What is the number of lines in the data below that contain "this"? Reply with the number only.

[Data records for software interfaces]
* * * * * * *

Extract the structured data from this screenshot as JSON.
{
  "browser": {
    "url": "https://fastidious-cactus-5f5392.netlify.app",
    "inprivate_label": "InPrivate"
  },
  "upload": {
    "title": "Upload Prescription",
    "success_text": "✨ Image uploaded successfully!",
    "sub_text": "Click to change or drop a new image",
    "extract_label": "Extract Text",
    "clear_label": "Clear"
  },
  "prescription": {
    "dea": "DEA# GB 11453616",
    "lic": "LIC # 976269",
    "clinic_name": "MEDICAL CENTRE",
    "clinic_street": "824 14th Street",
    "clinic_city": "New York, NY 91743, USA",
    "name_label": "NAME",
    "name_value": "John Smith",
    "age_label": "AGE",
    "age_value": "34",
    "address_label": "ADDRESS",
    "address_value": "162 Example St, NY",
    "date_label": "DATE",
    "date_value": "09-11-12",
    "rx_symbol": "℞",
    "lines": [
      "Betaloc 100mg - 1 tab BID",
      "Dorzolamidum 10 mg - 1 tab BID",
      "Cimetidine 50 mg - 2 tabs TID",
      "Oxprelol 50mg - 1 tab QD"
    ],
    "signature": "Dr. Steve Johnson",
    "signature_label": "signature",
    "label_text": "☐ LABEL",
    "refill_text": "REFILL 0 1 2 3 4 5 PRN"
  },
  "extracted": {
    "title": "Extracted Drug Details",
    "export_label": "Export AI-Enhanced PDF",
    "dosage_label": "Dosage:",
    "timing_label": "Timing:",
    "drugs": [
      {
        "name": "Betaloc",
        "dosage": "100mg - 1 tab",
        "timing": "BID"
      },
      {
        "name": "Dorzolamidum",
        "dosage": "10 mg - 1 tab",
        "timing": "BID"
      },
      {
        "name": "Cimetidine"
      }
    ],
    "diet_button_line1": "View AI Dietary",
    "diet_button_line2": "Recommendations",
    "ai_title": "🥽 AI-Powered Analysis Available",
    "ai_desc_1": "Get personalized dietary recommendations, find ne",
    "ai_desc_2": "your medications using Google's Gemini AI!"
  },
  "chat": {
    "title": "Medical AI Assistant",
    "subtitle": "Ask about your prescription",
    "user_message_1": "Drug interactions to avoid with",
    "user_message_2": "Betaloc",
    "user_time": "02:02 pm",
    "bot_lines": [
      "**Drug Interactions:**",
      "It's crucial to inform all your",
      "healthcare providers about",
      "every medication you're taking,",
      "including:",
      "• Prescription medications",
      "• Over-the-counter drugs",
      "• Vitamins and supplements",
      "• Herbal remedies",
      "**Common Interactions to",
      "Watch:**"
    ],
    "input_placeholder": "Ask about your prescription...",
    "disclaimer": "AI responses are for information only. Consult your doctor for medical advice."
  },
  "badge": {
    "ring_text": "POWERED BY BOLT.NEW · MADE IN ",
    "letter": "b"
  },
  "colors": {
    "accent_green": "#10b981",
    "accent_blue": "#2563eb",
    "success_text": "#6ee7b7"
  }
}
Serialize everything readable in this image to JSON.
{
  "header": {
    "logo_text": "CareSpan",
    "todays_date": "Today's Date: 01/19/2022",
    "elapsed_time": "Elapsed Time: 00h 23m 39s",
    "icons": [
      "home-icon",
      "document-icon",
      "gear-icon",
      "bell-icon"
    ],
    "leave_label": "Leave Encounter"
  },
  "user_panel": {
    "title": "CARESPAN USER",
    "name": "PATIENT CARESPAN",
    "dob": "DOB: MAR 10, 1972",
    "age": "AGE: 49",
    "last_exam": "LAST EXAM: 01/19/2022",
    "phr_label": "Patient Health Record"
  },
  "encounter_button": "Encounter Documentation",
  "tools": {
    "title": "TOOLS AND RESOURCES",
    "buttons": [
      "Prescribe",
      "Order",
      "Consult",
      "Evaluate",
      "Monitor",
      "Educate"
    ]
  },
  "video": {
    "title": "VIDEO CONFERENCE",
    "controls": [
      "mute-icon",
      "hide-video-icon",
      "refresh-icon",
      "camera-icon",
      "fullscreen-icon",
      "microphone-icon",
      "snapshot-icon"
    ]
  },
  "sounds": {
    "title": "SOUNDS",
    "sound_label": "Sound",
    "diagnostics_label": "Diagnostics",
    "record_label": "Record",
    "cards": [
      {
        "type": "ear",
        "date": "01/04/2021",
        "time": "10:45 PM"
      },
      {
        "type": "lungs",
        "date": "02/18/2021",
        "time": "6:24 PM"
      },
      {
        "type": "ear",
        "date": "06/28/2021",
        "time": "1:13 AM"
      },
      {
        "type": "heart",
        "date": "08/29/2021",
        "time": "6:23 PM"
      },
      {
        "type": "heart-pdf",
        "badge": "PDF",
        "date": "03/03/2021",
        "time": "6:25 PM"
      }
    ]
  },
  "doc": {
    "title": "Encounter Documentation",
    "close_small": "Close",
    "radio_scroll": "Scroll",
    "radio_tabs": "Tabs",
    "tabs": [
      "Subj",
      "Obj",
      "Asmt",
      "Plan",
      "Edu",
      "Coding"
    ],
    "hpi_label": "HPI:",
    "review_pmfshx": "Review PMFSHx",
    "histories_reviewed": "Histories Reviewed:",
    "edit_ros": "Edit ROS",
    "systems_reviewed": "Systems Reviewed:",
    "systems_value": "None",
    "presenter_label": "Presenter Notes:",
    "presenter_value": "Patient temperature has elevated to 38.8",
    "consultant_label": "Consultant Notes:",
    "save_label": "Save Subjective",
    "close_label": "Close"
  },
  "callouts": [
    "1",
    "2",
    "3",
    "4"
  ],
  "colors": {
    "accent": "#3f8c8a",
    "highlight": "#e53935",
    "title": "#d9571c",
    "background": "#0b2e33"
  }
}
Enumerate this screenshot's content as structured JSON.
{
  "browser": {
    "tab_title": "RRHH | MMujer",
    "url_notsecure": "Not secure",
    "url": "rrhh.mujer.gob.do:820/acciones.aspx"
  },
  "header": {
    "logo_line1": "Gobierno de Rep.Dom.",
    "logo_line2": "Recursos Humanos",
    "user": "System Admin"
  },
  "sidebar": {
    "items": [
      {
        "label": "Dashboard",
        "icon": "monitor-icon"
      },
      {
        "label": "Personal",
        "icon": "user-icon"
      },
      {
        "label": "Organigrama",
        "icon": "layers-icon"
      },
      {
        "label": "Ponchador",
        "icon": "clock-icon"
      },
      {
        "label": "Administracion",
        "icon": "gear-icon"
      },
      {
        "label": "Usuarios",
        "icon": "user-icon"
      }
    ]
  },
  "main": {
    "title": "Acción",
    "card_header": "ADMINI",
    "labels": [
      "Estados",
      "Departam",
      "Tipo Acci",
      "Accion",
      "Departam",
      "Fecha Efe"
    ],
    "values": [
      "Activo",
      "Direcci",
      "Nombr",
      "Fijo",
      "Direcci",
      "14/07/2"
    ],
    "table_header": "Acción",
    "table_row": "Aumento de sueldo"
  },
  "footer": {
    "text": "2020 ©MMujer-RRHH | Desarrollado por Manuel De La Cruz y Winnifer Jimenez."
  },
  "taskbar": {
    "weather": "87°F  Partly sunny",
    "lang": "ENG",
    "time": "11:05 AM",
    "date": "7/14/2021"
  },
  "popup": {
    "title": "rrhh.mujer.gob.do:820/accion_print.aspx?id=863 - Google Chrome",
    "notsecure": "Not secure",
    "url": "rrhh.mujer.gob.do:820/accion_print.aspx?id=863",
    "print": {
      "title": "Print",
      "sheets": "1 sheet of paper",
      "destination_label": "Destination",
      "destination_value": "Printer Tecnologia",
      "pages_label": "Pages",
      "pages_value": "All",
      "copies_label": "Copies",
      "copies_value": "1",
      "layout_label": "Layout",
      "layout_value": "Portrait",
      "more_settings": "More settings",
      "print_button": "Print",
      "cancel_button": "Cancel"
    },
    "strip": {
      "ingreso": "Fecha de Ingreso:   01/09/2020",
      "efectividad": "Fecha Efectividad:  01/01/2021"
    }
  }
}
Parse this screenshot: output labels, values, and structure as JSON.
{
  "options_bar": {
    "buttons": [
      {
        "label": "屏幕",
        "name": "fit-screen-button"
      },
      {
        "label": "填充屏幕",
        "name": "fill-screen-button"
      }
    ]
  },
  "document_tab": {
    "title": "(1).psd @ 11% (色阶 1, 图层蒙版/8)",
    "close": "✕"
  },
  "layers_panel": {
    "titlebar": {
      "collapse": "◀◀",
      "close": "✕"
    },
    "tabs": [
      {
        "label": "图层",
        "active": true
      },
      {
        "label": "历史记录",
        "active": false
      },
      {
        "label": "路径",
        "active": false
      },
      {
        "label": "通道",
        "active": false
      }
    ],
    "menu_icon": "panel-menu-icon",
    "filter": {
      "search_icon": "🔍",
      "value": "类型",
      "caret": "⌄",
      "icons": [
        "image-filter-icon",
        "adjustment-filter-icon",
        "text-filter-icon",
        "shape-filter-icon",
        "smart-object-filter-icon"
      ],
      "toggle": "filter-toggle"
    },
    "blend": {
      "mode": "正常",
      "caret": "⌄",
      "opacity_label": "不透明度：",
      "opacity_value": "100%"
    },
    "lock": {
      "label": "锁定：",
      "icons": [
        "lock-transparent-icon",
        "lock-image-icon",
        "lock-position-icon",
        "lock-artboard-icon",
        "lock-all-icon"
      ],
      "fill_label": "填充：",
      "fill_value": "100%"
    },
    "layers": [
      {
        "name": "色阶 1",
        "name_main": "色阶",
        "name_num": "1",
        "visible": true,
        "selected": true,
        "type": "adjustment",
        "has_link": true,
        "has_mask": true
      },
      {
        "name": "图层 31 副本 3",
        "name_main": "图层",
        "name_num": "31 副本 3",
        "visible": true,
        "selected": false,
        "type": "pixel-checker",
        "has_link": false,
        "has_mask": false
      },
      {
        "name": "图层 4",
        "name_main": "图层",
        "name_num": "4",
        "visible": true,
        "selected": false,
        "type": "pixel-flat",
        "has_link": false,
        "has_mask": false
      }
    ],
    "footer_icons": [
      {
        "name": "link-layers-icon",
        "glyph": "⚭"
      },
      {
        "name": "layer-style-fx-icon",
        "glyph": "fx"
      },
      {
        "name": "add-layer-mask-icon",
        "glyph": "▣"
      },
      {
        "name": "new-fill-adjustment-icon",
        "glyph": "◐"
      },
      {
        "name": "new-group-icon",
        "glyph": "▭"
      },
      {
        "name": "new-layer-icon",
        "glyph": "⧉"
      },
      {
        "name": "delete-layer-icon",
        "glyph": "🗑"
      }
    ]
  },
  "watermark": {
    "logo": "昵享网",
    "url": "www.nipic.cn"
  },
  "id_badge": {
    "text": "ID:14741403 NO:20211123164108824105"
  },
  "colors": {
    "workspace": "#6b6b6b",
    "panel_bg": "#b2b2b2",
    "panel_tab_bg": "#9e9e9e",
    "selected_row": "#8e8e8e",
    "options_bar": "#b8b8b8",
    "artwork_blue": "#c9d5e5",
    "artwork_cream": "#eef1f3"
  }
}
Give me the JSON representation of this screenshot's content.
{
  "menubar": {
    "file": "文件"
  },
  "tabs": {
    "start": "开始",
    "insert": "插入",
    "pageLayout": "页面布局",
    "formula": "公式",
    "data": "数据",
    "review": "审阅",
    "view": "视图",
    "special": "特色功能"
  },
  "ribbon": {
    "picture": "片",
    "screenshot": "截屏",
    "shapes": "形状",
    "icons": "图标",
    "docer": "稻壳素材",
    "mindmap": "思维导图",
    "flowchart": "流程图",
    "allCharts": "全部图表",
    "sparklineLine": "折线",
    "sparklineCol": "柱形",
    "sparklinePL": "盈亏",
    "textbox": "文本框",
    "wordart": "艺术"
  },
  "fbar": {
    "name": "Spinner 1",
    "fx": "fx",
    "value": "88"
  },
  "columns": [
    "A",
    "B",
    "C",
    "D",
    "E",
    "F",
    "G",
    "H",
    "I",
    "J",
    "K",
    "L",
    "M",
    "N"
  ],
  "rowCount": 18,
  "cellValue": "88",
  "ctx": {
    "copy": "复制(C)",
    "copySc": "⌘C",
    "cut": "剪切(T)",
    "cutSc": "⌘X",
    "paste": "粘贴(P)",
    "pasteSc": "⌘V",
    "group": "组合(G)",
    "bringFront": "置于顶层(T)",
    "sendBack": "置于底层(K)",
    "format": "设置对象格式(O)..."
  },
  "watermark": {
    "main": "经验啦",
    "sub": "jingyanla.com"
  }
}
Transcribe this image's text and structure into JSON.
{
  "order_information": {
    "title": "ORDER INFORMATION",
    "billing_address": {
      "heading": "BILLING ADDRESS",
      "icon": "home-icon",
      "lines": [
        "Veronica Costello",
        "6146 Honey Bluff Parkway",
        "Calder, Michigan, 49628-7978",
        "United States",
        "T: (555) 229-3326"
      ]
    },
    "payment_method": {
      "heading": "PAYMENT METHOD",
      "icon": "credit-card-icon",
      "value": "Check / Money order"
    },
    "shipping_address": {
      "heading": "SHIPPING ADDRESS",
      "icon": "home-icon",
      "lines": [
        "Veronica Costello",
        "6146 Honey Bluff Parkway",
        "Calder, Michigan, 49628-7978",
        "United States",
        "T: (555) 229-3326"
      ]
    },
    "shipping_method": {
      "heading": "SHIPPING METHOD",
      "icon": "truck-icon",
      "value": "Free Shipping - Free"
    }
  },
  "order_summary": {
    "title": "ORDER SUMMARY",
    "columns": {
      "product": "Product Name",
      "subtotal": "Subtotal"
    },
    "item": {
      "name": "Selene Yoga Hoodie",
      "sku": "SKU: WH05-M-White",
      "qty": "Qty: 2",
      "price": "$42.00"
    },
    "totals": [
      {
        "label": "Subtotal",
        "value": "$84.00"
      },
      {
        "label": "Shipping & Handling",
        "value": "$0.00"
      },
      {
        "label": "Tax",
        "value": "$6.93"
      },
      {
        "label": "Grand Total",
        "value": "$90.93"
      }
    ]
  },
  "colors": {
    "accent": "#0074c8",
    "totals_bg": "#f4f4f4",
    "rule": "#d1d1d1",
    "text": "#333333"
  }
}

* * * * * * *

> [Task output]
6